───── MATERIAL SHOWN

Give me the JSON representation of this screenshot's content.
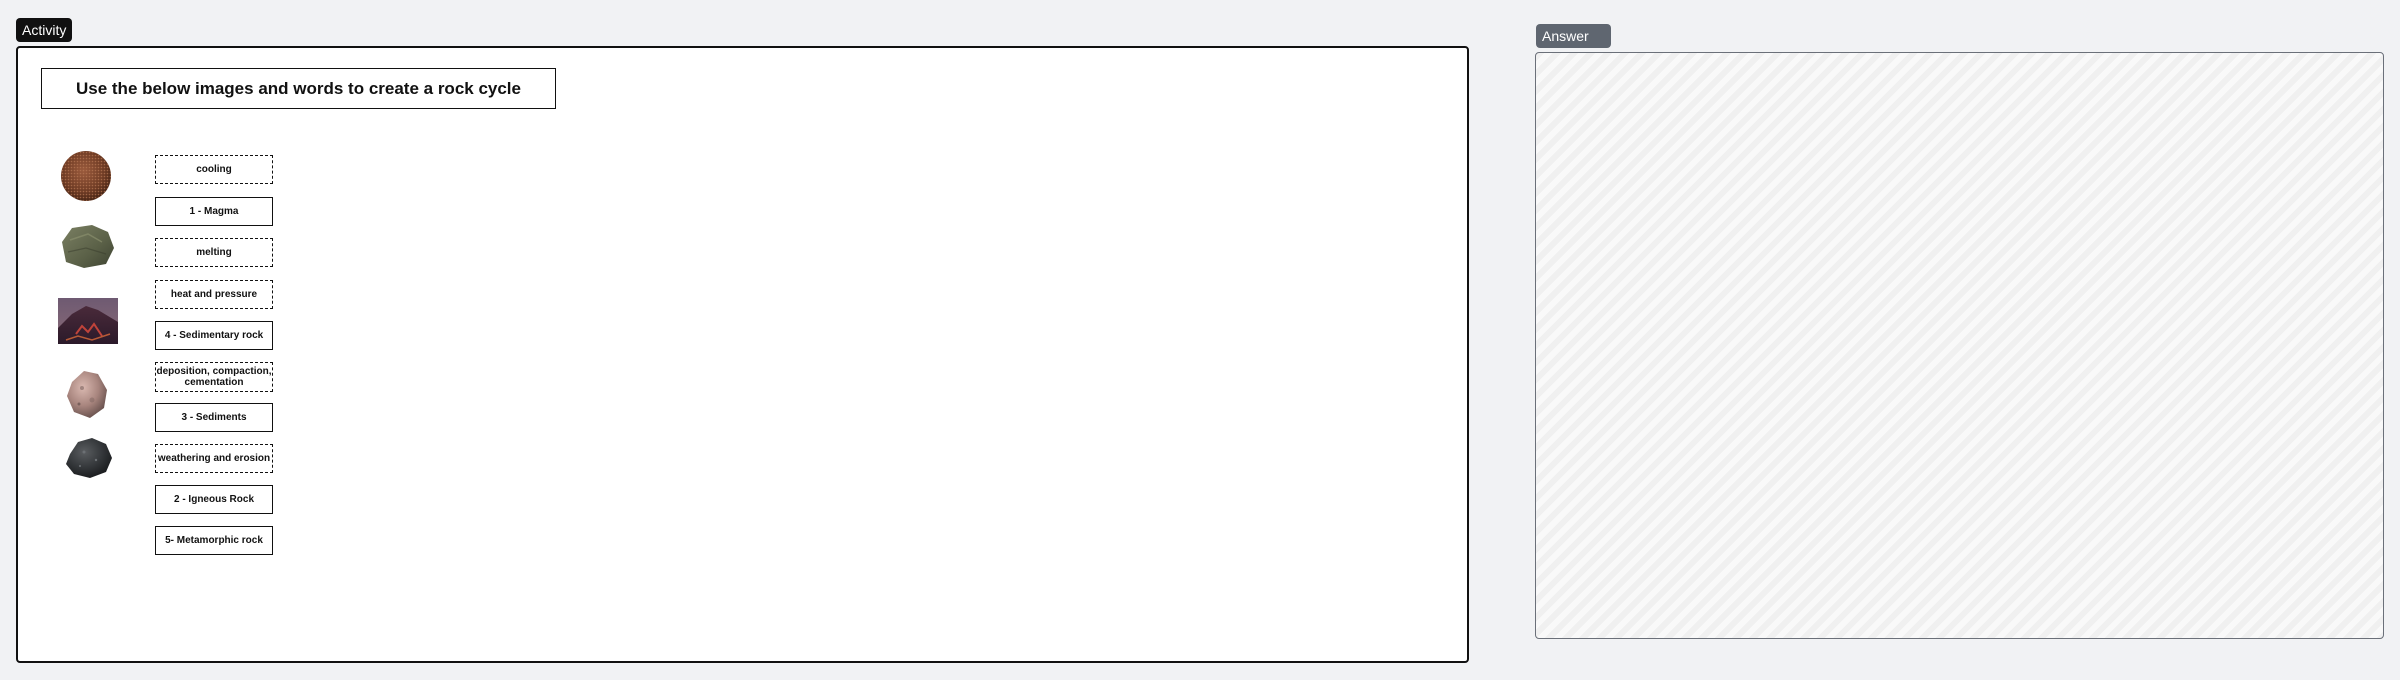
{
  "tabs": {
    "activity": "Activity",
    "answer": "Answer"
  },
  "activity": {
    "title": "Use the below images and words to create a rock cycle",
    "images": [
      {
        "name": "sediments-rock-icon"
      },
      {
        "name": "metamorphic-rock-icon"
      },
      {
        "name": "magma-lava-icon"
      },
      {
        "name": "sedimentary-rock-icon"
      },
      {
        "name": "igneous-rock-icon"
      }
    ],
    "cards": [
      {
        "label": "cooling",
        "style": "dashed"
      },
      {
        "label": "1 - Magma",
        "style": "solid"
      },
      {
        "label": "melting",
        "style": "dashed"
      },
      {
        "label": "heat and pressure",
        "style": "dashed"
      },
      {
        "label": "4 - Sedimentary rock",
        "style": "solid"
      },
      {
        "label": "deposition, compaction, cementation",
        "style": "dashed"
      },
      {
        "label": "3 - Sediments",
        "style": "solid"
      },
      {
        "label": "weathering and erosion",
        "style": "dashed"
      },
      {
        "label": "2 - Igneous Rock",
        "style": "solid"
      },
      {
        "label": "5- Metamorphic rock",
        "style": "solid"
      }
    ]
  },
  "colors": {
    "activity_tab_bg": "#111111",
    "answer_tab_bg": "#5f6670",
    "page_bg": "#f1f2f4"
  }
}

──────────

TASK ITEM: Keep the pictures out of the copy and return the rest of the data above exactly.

SOLUTION TO THE PROBLEM:
Give me the JSON representation of this screenshot's content.
{
  "tabs": {
    "activity": "Activity",
    "answer": "Answer"
  },
  "activity": {
    "title": "Use the below images and words to create a rock cycle",
    "images": [
      {
        "name": "sediments-rock-icon"
      },
      {
        "name": "metamorphic-rock-icon"
      },
      {
        "name": "magma-lava-icon"
      },
      {
        "name": "sedimentary-rock-icon"
      },
      {
        "name": "igneous-rock-icon"
      }
    ],
    "cards": [
      {
        "label": "cooling",
        "style": "dashed"
      },
      {
        "label": "1 - Magma",
        "style": "solid"
      },
      {
        "label": "melting",
        "style": "dashed"
      },
      {
        "label": "heat and pressure",
        "style": "dashed"
      },
      {
        "label": "4 - Sedimentary rock",
        "style": "solid"
      },
      {
        "label": "deposition, compaction, cementation",
        "style": "dashed"
      },
      {
        "label": "3 - Sediments",
        "style": "solid"
      },
      {
        "label": "weathering and erosion",
        "style": "dashed"
      },
      {
        "label": "2 - Igneous Rock",
        "style": "solid"
      },
      {
        "label": "5- Metamorphic rock",
        "style": "solid"
      }
    ]
  },
  "colors": {
    "activity_tab_bg": "#111111",
    "answer_tab_bg": "#5f6670",
    "page_bg": "#f1f2f4"
  }
}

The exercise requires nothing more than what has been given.